By Peach Cobblah
VANCOUVER — I didn’t really want to write about Pride. Not that I don’t love watching my communities celebrate, but year after year it seemed to have become bigger but not necessarily better. In the wake of the tragic and incomprehensible events in Orlando, I feel like we need a place to all be together, to be our best and loudest selves, and I have no doubt that pride can deliver.
Remember when Pride was an afternoon? And then slowly it became a day, then a weekend, then a long weekend, then a week, now we’re looking at a month (or even two if you count Trudeau’s National Pride month as compared to when our pride falls!). You heard it here first: 2018 will be announced as “The Year of the Homosexual.” Trust me.

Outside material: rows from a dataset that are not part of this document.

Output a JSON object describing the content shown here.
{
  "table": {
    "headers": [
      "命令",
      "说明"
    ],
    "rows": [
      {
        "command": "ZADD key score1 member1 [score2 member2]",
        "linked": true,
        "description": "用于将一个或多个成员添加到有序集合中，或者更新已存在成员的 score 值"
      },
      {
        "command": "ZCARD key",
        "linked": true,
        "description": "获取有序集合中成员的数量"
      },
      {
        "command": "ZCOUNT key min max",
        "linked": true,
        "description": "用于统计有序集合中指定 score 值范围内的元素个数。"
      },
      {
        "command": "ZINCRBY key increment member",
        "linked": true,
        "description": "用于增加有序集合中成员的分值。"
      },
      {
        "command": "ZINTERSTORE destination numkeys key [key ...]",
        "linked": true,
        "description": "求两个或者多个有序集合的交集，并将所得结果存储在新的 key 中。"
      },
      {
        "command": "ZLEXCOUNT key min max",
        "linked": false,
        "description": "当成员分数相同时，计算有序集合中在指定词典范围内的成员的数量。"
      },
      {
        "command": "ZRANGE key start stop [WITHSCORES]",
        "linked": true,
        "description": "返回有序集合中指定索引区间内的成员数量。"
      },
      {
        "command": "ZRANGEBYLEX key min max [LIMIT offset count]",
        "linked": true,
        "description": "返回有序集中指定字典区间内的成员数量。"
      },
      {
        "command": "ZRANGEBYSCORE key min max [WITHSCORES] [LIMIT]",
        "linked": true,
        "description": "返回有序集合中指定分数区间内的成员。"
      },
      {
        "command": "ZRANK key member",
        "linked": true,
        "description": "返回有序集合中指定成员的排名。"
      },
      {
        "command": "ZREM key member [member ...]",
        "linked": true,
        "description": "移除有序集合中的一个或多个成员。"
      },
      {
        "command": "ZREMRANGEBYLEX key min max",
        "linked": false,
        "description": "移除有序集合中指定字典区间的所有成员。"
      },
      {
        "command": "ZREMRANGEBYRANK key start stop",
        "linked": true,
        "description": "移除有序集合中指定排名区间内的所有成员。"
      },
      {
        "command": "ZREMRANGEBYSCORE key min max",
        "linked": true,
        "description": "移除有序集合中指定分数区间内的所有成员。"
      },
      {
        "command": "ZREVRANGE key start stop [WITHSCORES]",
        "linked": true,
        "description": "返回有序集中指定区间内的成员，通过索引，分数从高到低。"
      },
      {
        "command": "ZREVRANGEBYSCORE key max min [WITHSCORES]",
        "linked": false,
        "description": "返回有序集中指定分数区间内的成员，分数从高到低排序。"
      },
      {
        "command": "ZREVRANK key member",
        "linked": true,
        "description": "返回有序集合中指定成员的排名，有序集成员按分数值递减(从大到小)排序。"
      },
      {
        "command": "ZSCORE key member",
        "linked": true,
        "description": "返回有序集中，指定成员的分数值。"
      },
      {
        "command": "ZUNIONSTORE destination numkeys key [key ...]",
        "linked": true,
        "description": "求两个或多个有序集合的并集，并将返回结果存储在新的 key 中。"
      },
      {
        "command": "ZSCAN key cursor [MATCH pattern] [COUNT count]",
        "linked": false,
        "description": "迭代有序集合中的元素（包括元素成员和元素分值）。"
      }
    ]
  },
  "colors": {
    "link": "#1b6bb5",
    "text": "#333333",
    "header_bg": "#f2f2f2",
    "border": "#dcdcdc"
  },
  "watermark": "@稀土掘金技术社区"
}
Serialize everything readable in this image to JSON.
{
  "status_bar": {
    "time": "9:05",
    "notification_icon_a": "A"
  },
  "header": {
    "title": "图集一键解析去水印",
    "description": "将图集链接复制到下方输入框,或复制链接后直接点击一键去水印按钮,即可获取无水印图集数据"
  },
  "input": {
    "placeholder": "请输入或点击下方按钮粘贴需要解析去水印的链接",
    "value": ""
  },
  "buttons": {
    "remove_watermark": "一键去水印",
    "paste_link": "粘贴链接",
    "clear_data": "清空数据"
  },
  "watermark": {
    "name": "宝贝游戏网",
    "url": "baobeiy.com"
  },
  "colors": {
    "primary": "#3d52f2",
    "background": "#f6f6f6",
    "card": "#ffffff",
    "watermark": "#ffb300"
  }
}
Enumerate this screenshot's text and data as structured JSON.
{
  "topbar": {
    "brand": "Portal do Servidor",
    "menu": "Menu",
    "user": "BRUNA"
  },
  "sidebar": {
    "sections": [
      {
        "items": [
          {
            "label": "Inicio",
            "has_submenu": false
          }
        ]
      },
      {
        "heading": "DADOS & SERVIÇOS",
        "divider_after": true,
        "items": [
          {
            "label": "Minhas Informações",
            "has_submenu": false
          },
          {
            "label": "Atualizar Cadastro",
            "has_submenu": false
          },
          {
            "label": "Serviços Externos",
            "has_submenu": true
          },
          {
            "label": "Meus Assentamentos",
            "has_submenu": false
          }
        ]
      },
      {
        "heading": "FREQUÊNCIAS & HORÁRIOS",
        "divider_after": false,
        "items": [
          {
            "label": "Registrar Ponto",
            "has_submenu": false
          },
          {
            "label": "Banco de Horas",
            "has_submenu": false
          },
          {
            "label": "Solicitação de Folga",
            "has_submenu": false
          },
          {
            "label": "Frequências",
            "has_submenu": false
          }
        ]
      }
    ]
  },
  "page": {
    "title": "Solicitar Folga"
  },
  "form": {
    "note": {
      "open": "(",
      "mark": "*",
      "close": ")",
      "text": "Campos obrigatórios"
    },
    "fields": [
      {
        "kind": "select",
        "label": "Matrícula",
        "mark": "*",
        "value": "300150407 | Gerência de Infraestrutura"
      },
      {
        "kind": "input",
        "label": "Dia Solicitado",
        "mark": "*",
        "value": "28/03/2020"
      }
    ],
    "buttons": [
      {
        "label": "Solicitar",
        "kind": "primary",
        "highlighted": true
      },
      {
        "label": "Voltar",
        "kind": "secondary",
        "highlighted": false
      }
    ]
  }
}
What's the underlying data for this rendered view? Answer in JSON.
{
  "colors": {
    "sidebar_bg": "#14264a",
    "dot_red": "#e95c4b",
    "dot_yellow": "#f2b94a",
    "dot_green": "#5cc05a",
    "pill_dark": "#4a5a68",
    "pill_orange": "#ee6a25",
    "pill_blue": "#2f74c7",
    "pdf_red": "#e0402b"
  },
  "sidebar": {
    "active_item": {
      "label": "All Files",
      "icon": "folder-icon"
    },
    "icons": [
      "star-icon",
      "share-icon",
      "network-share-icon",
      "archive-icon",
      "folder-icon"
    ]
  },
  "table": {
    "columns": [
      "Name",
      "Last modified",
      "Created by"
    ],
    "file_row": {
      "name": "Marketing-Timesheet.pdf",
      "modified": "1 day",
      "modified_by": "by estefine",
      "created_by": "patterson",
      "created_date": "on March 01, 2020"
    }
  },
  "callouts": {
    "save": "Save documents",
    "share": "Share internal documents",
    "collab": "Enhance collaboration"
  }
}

The parade is a magical explosion of unicorns and glitter raining down like Costco packs of Skittles on hoards of shirtless beauties of all ages, shapes, sizes and colours. It will always be the pinnacle of the gay Christmas season. But here is my excruciatingly biased list of where else I’ll be and where hopefully we can cheers, hug a stranger and make a new friend (with tongue and consent).
Our Pride weekdays are full of endless drag opportunities, including my weekly show, Shame Spiral (Tuesday, July 26), which will be a special edition of homo love as my wife Isolde N. Barron and I celebrate our actual eleven-year anniversary onstage.
Friday, July 29 you don’t want to miss local music queeroes Queer as Funk, an incredible queer funk/Motown/soul band who have been selling out their shows across the city, province, and even recently headlined Yukon Pride. This show is going to be next level for them as they pack out the Commodore Ballroom. I double dog dare you not to dance. Just try it. Their music gets in your bones and throws your nerves to the wind and it’s way cheaper than your usual substances. Besides, after the show you can continue sweating your taint off at the Davie Street Block Party. So many local queens will be on the stage near Bute where we can all take in the glory of a finished Jim Deva Plaza, our community’s new outdoor social hub where we can gather to remember and love – how appropriate.
Pride Saturday (July 30) has become a tradition in my queer family: we imbibe in pools. Whether at Heatwave, Tommy D’s rooftop party at the Westin downtown, or The Cobalt’s back parking lot love-in, there’s something beautifully intimate about wearing very little, letting your curves of all kinds hang out and not giving any, well, fudges. And once you powernap the early evening away join us for the biggest Cobalt lineup of queens we’ve ever had as we launch our new event celebrating queer icon John Waters. Limp Wrist: Night of A Thousand Divines with DJ Jef Leppard includes a lineup of queens to die for, including Isolde N. Barron, Shanda Leer, Jaylene Tyme and recent winner of Mistermiss Cobalt 2016, Grimm!
Pride Sunday (July 31) is always the (gay) lord’s day and is best spent in church, or as I like to call it, 1181. Bar Owner Jenn Mickey is also known as the Patron Saint of the West End, a title we gave her for all the tremendous revitalizing efforts she’s put in through both 1181 and sister bar XY, the most beautiful space I’ve ever seen. It wouldn’t be a pride Sunday if I didn’t go worship at her altar of cocktails with the best bar staff I’ve ever had the pleasure to work with. And then it will be time to head back to The Cobalt for the Pride edition of my queer hip-hop party, Hustla. When we retired Hustla last year, a part of me disappeared. I was still doing a hell of a lot of drag, and yet it couldn’t quite compete with the magic of a room full of people dancing to music they adore, but isn’t accessible to them in a lot of other spaces (queers and hip-hop parties aren’t always the best mix I’m told). Hustla is back and it feels like a chosen family reunion — smiles, hugs, shots and a delicate mixture of pride and privilege. We are lucky to have built these spaces and we cannot take them for granted. So let’s celebrate, be vigilant and unapologetic.BC, British Columbia, LGBT, Peach Cobblah, Pride 2016, Vancouver Pride